Exercise:
Look for "heading" in each line of the entries, and return the matching lines.

Material provided:

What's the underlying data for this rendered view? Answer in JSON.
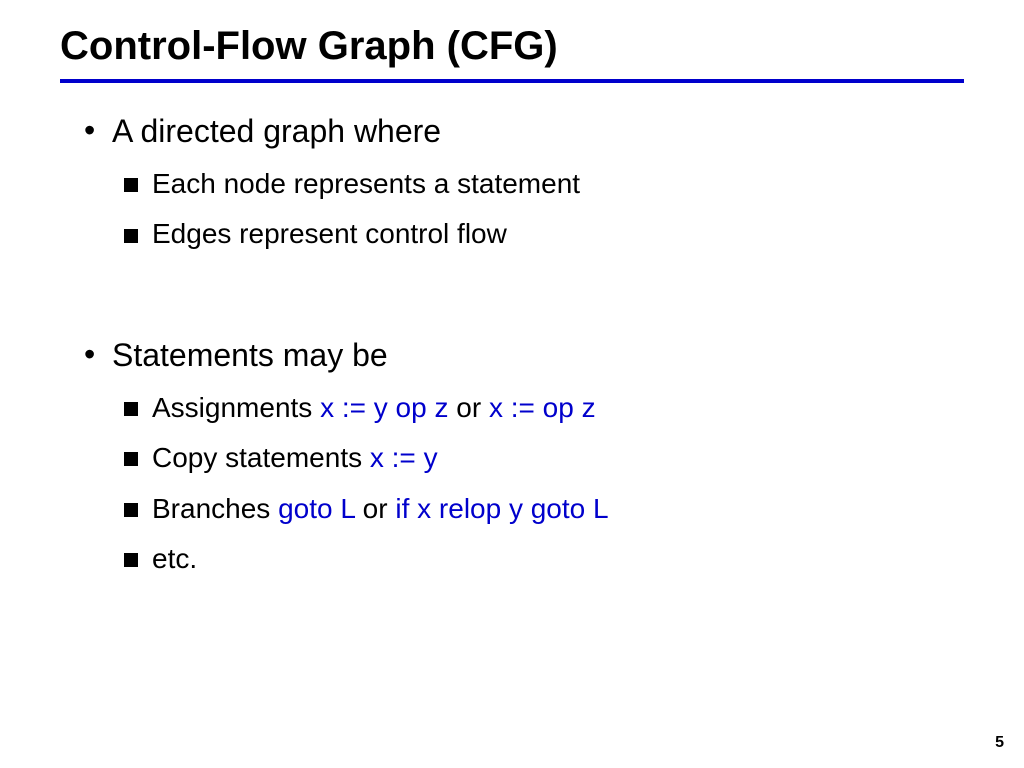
{
  "title": "Control-Flow Graph (CFG)",
  "page_number": "5",
  "sections": [
    {
      "heading": "A directed graph where",
      "items": [
        {
          "parts": [
            {
              "t": "Each node represents a statement"
            }
          ]
        },
        {
          "parts": [
            {
              "t": "Edges represent control flow"
            }
          ]
        }
      ]
    },
    {
      "heading": "Statements may be",
      "items": [
        {
          "parts": [
            {
              "t": "Assignments "
            },
            {
              "t": "x := y op z",
              "c": "blue"
            },
            {
              "t": " or "
            },
            {
              "t": "x := op z",
              "c": "blue"
            }
          ]
        },
        {
          "parts": [
            {
              "t": "Copy statements "
            },
            {
              "t": "x := y",
              "c": "blue"
            }
          ]
        },
        {
          "parts": [
            {
              "t": "Branches "
            },
            {
              "t": "goto L",
              "c": "blue"
            },
            {
              "t": " or "
            },
            {
              "t": "if x relop y goto L",
              "c": "blue"
            }
          ]
        },
        {
          "parts": [
            {
              "t": "etc."
            }
          ]
        }
      ]
    }
  ]
}
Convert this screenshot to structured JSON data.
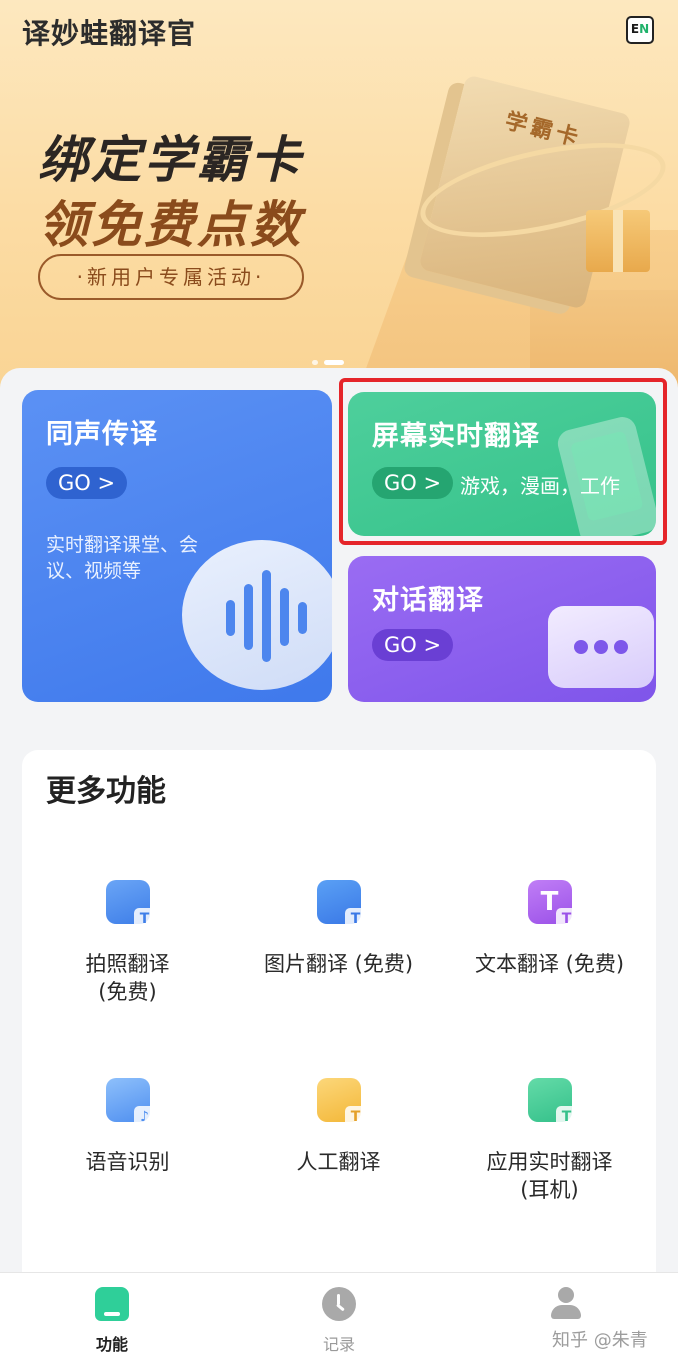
{
  "header": {
    "app_title": "译妙蛙翻译官",
    "lang_toggle_prefix": "E",
    "lang_toggle_suffix": "N"
  },
  "banner": {
    "line1": "绑定学霸卡",
    "line2": "领免费点数",
    "pill": "·新用户专属活动·",
    "card_label": "学霸卡",
    "carousel_active_index": 2,
    "carousel_count": 2
  },
  "cards": {
    "simultaneous": {
      "title": "同声传译",
      "go": "GO >",
      "description": "实时翻译课堂、会议、视频等"
    },
    "screen": {
      "title": "屏幕实时翻译",
      "go": "GO >",
      "subtitle": "游戏，漫画，工作"
    },
    "dialog": {
      "title": "对话翻译",
      "go": "GO >"
    }
  },
  "more": {
    "title": "更多功能",
    "items": [
      {
        "label": "拍照翻译\n(免费)",
        "icon": "camera-translate-icon"
      },
      {
        "label": "图片翻译 (免费)",
        "icon": "image-translate-icon"
      },
      {
        "label": "文本翻译 (免费)",
        "icon": "text-translate-icon"
      },
      {
        "label": "语音识别",
        "icon": "voice-recognition-icon"
      },
      {
        "label": "人工翻译",
        "icon": "human-translate-icon"
      },
      {
        "label": "应用实时翻译\n(耳机)",
        "icon": "headphone-translate-icon"
      }
    ]
  },
  "nav": {
    "items": [
      {
        "label": "功能",
        "icon": "home-icon",
        "active": true
      },
      {
        "label": "记录",
        "icon": "clock-icon",
        "active": false
      },
      {
        "label": "",
        "icon": "user-icon",
        "active": false
      }
    ]
  },
  "watermark": "知乎 @朱青",
  "colors": {
    "simultaneous_card": "#4a83ef",
    "screen_card": "#3fc891",
    "dialog_card": "#8a5ff0",
    "highlight_box": "#e5252a",
    "active_nav": "#2fcf99"
  }
}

Completed task:
      "heading": "A directed graph where",
      "heading": "Statements may be",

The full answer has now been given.